Is there a connection between Alzheimer’s disease and high blood pressure?
High blood pressure or hypertension occurs when either systolic or diastolic pressure remains elevated over time. Uncontrolled blood pressure can lead to heart disease, kidney damage and stroke and is linked to the increased risk of cognitive decline and dementia. In a Johns Hopkins 2013 study, researchers found that older individuals with high blood pressure or hypertension were more likely to have biomarkers for Alzheimer’s in their spinal fluid.
Small blood vessels in the brain, damaged by high blood pressure, affect parts of the brain responsible for thinking and memory. The study revealed that the use of blood pressure medications reduced the risk of Alzheimer’s by nearly 75 percent.
People not affected by Alzheimer’s disease who were taking blood pressure medications were less likely to develop dementia. In people with dementia from Alzheimer’s disease who took certain antihypertensives (class of drugs to treat hypertension), the disease was less likely to progress.

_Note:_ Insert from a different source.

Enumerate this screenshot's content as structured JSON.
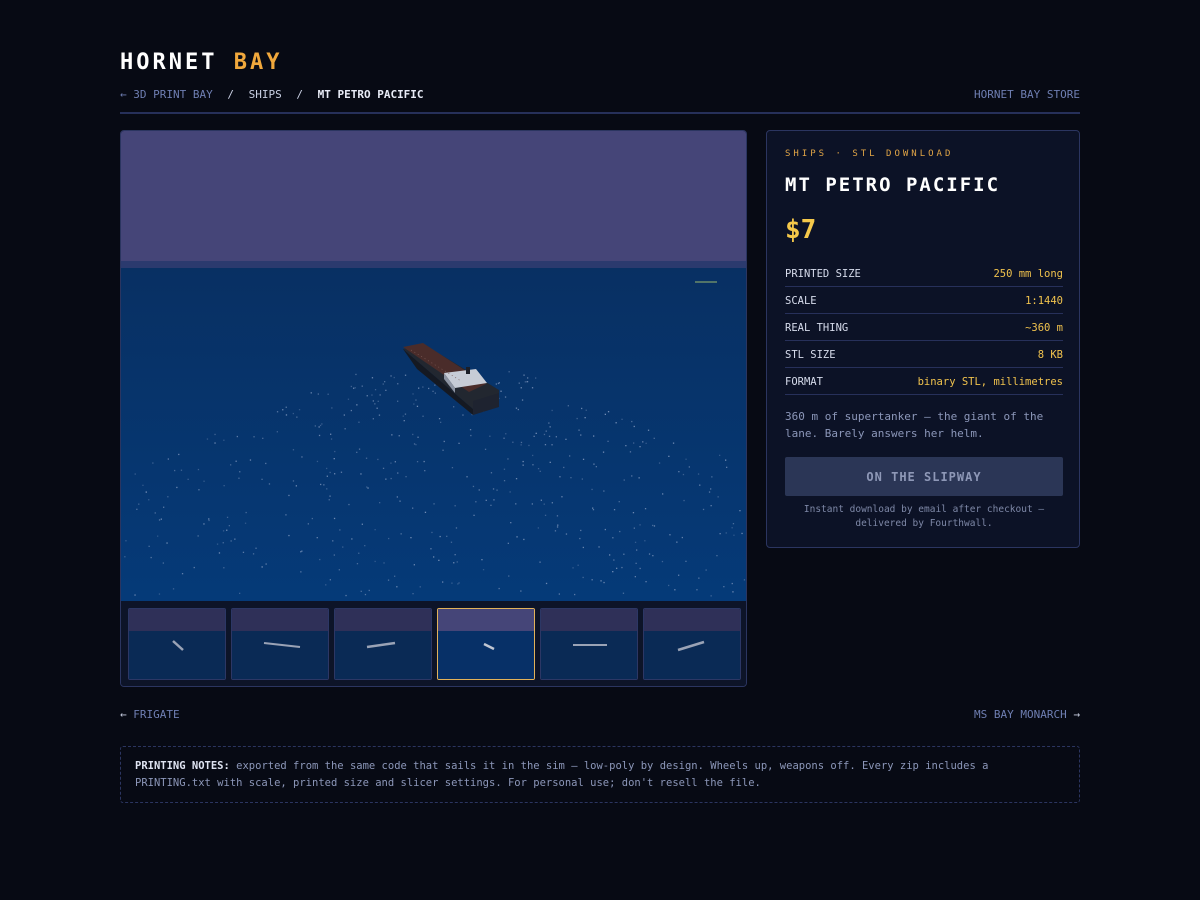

Researchers have yet to determine if the connection comes from managing the blood pressure better or if the particular drugs might have properties that interfere with other processes relating to Alzheimer’s.
So to reduce the risk of Alzheimer’s disease or dementia, learn how to control your hypertension. Diet and exercise are critical factors in maintaining normal blood pressure readings. The DASH (Dietary Approaches to Stop Hypertension) diet, which includes a diet high in fruits, vegetables, whole grains, low-fat dairy, poultry, fish and nuts — has been successful in lower blood pressure.

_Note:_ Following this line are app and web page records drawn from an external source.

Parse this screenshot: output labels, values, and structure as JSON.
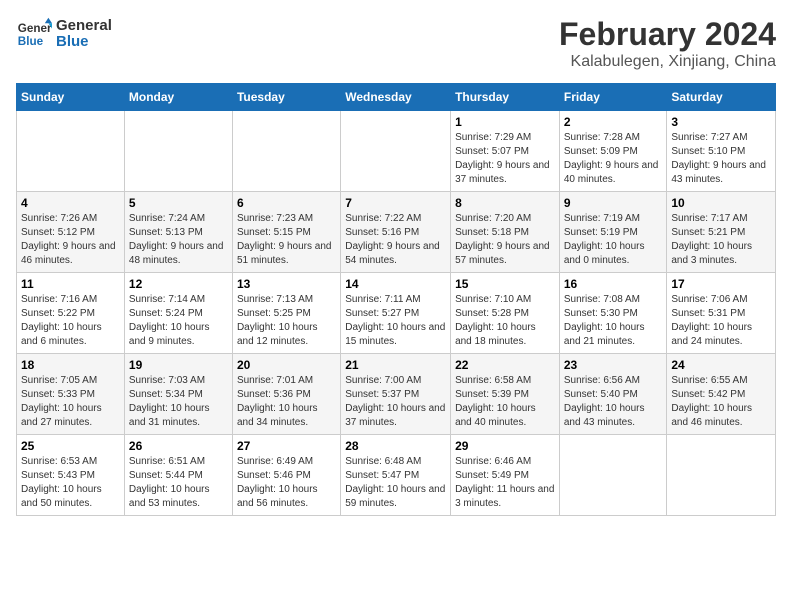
{
  "header": {
    "logo_line1": "General",
    "logo_line2": "Blue",
    "title": "February 2024",
    "subtitle": "Kalabulegen, Xinjiang, China"
  },
  "days_of_week": [
    "Sunday",
    "Monday",
    "Tuesday",
    "Wednesday",
    "Thursday",
    "Friday",
    "Saturday"
  ],
  "weeks": [
    [
      {
        "num": "",
        "info": ""
      },
      {
        "num": "",
        "info": ""
      },
      {
        "num": "",
        "info": ""
      },
      {
        "num": "",
        "info": ""
      },
      {
        "num": "1",
        "info": "Sunrise: 7:29 AM\nSunset: 5:07 PM\nDaylight: 9 hours and 37 minutes."
      },
      {
        "num": "2",
        "info": "Sunrise: 7:28 AM\nSunset: 5:09 PM\nDaylight: 9 hours and 40 minutes."
      },
      {
        "num": "3",
        "info": "Sunrise: 7:27 AM\nSunset: 5:10 PM\nDaylight: 9 hours and 43 minutes."
      }
    ],
    [
      {
        "num": "4",
        "info": "Sunrise: 7:26 AM\nSunset: 5:12 PM\nDaylight: 9 hours and 46 minutes."
      },
      {
        "num": "5",
        "info": "Sunrise: 7:24 AM\nSunset: 5:13 PM\nDaylight: 9 hours and 48 minutes."
      },
      {
        "num": "6",
        "info": "Sunrise: 7:23 AM\nSunset: 5:15 PM\nDaylight: 9 hours and 51 minutes."
      },
      {
        "num": "7",
        "info": "Sunrise: 7:22 AM\nSunset: 5:16 PM\nDaylight: 9 hours and 54 minutes."
      },
      {
        "num": "8",
        "info": "Sunrise: 7:20 AM\nSunset: 5:18 PM\nDaylight: 9 hours and 57 minutes."
      },
      {
        "num": "9",
        "info": "Sunrise: 7:19 AM\nSunset: 5:19 PM\nDaylight: 10 hours and 0 minutes."
      },
      {
        "num": "10",
        "info": "Sunrise: 7:17 AM\nSunset: 5:21 PM\nDaylight: 10 hours and 3 minutes."
      }
    ],
    [
      {
        "num": "11",
        "info": "Sunrise: 7:16 AM\nSunset: 5:22 PM\nDaylight: 10 hours and 6 minutes."
      },
      {
        "num": "12",
        "info": "Sunrise: 7:14 AM\nSunset: 5:24 PM\nDaylight: 10 hours and 9 minutes."
      },
      {
        "num": "13",
        "info": "Sunrise: 7:13 AM\nSunset: 5:25 PM\nDaylight: 10 hours and 12 minutes."
      },
      {
        "num": "14",
        "info": "Sunrise: 7:11 AM\nSunset: 5:27 PM\nDaylight: 10 hours and 15 minutes."
      },
      {
        "num": "15",
        "info": "Sunrise: 7:10 AM\nSunset: 5:28 PM\nDaylight: 10 hours and 18 minutes."
      },
      {
        "num": "16",
        "info": "Sunrise: 7:08 AM\nSunset: 5:30 PM\nDaylight: 10 hours and 21 minutes."
      },
      {
        "num": "17",
        "info": "Sunrise: 7:06 AM\nSunset: 5:31 PM\nDaylight: 10 hours and 24 minutes."
      }
    ],
    [
      {
        "num": "18",
        "info": "Sunrise: 7:05 AM\nSunset: 5:33 PM\nDaylight: 10 hours and 27 minutes."
      },
      {
        "num": "19",
        "info": "Sunrise: 7:03 AM\nSunset: 5:34 PM\nDaylight: 10 hours and 31 minutes."
      },
      {
        "num": "20",
        "info": "Sunrise: 7:01 AM\nSunset: 5:36 PM\nDaylight: 10 hours and 34 minutes."
      },
      {
        "num": "21",
        "info": "Sunrise: 7:00 AM\nSunset: 5:37 PM\nDaylight: 10 hours and 37 minutes."
      },
      {
        "num": "22",
        "info": "Sunrise: 6:58 AM\nSunset: 5:39 PM\nDaylight: 10 hours and 40 minutes."
      },
      {
        "num": "23",
        "info": "Sunrise: 6:56 AM\nSunset: 5:40 PM\nDaylight: 10 hours and 43 minutes."
      },
      {
        "num": "24",
        "info": "Sunrise: 6:55 AM\nSunset: 5:42 PM\nDaylight: 10 hours and 46 minutes."
      }
    ],
    [
      {
        "num": "25",
        "info": "Sunrise: 6:53 AM\nSunset: 5:43 PM\nDaylight: 10 hours and 50 minutes."
      },
      {
        "num": "26",
        "info": "Sunrise: 6:51 AM\nSunset: 5:44 PM\nDaylight: 10 hours and 53 minutes."
      },
      {
        "num": "27",
        "info": "Sunrise: 6:49 AM\nSunset: 5:46 PM\nDaylight: 10 hours and 56 minutes."
      },
      {
        "num": "28",
        "info": "Sunrise: 6:48 AM\nSunset: 5:47 PM\nDaylight: 10 hours and 59 minutes."
      },
      {
        "num": "29",
        "info": "Sunrise: 6:46 AM\nSunset: 5:49 PM\nDaylight: 11 hours and 3 minutes."
      },
      {
        "num": "",
        "info": ""
      },
      {
        "num": "",
        "info": ""
      }
    ]
  ]
}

Exercising, such as walking 30 minutes a day, is also important in reducing hypertension, and the combination of a healthy diet with exercise can shed excess weight that contributes to high blood pressure. Blood pressure can be managed at home with an automatic blood pressure cuff to monitor individual readings daily.
If lifestyle measures aren’t successful, a doctor might prescribe medication. Normal blood pressure is when the systolic level is less than 120 and the diastolic level is less than 80 (120/80). Readings that exceed 140 or higher over 90 or higher indicate high blood pressure.
Questions about Alzheimer’s disease or a related dementia disorder? Contact Dana Territo, the Memory Whisperer, Director of Services at Alzheimer’s Services of the Capital Area, (225) 334-7494, email@example.com, or visit the organization at 3772 North Blvd., Baton Rouge.